  8. oh, Cheryl, are you sure you aren’t related to the Glaser clan. People never understood the boys really did respect their Dad even though they called him an old geyser. And if one more time Jay tells someone about me dancing on the tables at Mom’s weekend at WSU. I will have to kill him. Keep up your humor, that how our kids know we love them and that we know we will get through. I remember when Gwyn got hurt we kept telling her she need someone to teach her how to put on makeup because obviously she was really heavy with the purple. Our whole family is thinking of you and of course you are in our prayers. Kathy Glaser, the ever suffering mother of Nick and Jay from so may years ago.

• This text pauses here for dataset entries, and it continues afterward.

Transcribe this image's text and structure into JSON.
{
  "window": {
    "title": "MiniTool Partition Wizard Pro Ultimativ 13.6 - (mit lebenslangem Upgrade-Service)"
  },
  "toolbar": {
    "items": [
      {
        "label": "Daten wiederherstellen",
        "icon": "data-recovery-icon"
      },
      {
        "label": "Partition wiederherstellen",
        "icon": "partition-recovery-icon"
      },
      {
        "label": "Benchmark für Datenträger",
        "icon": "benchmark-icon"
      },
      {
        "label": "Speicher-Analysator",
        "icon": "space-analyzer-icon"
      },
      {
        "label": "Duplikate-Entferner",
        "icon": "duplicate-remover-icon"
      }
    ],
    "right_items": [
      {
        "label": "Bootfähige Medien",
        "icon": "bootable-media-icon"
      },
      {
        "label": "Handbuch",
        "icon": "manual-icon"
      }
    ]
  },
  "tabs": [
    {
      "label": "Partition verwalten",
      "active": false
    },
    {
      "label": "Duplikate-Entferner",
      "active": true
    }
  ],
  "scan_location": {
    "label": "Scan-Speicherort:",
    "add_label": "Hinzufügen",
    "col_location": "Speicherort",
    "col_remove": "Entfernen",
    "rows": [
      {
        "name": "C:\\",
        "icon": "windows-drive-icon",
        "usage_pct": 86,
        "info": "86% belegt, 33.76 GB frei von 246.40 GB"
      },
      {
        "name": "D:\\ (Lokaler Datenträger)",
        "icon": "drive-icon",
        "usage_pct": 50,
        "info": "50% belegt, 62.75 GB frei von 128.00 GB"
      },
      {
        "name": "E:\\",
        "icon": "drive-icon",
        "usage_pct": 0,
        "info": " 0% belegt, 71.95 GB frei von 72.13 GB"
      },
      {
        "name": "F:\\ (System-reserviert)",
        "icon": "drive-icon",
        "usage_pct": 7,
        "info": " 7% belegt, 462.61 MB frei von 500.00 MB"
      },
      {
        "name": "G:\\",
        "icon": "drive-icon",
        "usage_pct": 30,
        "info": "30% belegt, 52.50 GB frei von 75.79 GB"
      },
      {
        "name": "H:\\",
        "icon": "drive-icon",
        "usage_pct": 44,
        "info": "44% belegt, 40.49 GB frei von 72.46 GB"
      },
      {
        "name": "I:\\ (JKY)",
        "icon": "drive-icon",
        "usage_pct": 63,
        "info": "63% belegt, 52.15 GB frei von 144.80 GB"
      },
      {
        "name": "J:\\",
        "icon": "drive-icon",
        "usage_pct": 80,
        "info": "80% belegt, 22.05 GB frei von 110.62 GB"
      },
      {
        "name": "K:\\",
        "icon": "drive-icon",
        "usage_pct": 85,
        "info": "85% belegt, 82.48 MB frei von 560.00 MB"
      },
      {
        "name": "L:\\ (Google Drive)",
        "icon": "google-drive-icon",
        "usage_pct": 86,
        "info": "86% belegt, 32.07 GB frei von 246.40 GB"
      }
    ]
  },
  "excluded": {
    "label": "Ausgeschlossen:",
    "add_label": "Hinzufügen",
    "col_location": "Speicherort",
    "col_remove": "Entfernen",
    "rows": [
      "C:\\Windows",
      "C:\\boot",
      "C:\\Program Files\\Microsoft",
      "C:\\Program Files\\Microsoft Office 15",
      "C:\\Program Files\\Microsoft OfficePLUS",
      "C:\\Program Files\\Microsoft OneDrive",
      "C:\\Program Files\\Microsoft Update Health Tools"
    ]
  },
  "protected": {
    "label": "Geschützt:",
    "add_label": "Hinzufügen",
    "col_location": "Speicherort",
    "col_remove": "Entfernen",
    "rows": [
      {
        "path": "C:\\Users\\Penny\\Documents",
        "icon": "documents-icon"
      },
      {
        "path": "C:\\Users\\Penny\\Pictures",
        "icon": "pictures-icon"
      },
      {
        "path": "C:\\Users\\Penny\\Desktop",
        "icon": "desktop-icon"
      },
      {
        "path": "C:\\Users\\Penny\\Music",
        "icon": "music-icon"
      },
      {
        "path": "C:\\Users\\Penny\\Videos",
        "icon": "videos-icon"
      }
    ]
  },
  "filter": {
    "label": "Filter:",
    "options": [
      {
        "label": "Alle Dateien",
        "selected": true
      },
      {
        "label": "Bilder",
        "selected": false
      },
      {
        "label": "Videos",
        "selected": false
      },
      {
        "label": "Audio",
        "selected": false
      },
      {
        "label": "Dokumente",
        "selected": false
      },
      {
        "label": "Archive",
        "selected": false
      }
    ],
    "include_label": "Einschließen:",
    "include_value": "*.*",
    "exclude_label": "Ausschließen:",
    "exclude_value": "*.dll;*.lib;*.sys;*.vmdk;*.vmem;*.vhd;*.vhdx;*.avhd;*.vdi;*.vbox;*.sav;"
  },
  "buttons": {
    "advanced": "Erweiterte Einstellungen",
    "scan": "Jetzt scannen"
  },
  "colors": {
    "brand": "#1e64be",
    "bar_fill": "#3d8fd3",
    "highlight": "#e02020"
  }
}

Of course my saving grace is the girls.

  9. I really love this<3. It is candid, refreshingly honest and true of what a mother must experience in this stressful time. I too, have driven my childrens friends away with my humor, and yet, when they remark on my 'weirdness' I tell them, "What would you do if you had a normal mom?" They always smile, with an expression that says, " don't ever change!" Your humor and love of life is going to be a therapy all it's own for your son. Prayers to you all! xo

  10. I wondered what had happened to my lettuce and jelly sammich! It makes my day to read what is going on with Dylan, and with all of you guys. Keep reporting on the ironyhumortradjedysillinessandjoy – is there a word for that? Probably in German.

Leave a Reply

Fill in your details below or click an icon to log in:

WordPress.com Logo

You are commenting using your WordPress.com account. Log Out /  Change )

Google+ photo

You are commenting using your Google+ account. Log Out /  Change )

Twitter picture

You are commenting using your Twitter account. Log Out /  Change )

Facebook photo

You are commenting using your Facebook account. Log Out /  Change )

w

Connecting to %s